Keti Koti FAQs
When was slavery abolished in the Netherlands?
Slavery was abolished in the Netherlands on July 1, 1863.
What does Keti Koti mean?
Keti Koti means to “break the chains” or “the chains have broken.”
Does the system of slavery still exist?
Despite it being prohibited, the sinister practice of slavery exists in modified forms in the modern world, including forced labor and child labor.
How To Observe Keti Koti
Join in the parades
If there’s a Keti Koti festival around you, make sure you do not miss out on it!
Free the Slaves

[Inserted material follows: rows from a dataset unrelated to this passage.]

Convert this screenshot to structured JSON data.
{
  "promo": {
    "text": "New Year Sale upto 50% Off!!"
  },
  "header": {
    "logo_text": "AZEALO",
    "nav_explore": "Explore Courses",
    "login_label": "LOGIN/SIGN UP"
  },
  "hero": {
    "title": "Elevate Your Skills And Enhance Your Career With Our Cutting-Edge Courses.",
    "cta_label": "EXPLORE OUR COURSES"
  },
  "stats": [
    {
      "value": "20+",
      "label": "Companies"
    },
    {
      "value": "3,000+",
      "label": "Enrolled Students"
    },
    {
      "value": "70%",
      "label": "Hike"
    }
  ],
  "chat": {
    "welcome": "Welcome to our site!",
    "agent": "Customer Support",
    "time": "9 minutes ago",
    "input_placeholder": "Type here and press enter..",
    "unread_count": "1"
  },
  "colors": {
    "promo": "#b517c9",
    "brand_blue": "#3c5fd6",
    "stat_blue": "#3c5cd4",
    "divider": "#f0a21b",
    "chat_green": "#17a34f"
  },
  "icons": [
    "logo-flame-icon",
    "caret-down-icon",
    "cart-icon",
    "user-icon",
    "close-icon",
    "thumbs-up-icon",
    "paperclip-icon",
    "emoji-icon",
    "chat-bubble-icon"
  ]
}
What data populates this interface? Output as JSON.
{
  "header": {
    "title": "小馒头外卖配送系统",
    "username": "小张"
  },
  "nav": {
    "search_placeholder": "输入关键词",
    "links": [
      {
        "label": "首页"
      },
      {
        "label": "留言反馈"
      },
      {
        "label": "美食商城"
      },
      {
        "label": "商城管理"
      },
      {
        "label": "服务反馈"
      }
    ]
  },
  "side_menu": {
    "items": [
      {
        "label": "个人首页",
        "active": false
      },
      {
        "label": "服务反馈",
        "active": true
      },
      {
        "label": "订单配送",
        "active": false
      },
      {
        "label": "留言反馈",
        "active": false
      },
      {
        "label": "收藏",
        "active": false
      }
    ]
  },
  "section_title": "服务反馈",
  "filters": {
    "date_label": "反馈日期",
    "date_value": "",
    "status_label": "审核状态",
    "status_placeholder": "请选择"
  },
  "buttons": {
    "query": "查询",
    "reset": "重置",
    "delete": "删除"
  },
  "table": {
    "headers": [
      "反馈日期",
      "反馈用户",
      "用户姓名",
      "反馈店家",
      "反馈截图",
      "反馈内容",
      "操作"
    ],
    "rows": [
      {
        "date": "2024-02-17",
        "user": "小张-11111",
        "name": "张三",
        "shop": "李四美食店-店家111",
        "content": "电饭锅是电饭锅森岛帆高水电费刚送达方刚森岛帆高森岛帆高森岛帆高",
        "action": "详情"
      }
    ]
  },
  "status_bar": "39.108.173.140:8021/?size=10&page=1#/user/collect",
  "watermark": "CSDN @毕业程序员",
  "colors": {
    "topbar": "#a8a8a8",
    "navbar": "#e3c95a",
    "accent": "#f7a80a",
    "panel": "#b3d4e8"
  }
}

Free the Slaves is an international non-governmental organization that requires you to mobilize your friends, share the organization’s work and statistics, and do your part in erasing racism and slavery in the modern world. Ensure that Keti Koti doesn’t limit itself to Dutch and Surinamese communities — it can be a celebration for all people.
Spread the word
Use Keti Koti as a day to spread the message of the occasion on social media. On this day, run a social media campaign using the #FreeTheSlaves and #KetiKoti hashtags.
5 Facts About Slavery That You Didn’t Know
The Netherlands took their time
It was one of the last countries to abolish the system of slavery.
Two slaves would die every day on Dutch slave ships
During the era of Dutch slavery, approximately two out of every 1,000 slaves died every day on the Dutch slave ships per month — the highest total compared to English or French slave ships.
International slavery continues in the 21st century
In 2019, an estimated 40 million people were enslaved with 25% of them being children.
Slavery generates billions in profit
It is reported that slavery generates around $150 billion in annual profits.
Modern forms of slavery
Slavery is still an international problem, with modified and modern forms including forced marriages, child soldiers, sex trafficking, and sexual slavery.
Why We Love Keti Koti
It celebrates the abolition of the slave trade
For over 200 years, the Netherlands remained involved in the slave trade, and Keti Koti is a day to celebrate the ultimate eradication of that horrible practice.
It celebrates equality and freedom
All humans are equal. Everyone has the right to live a life of their own, remain free of influence, and live as equals. This day emphasizes the fact that slavery or discrimination is intolerable.
It’s a day of remembrance for the Dutch government
Similar to how the Afro-Dutch community pressured the government to include Keti Koti as a national memorial holiday, the day on the calendar is an ever reminder of how cruel the government was and that they should continue to try to make amends for this.
Keti Koti dates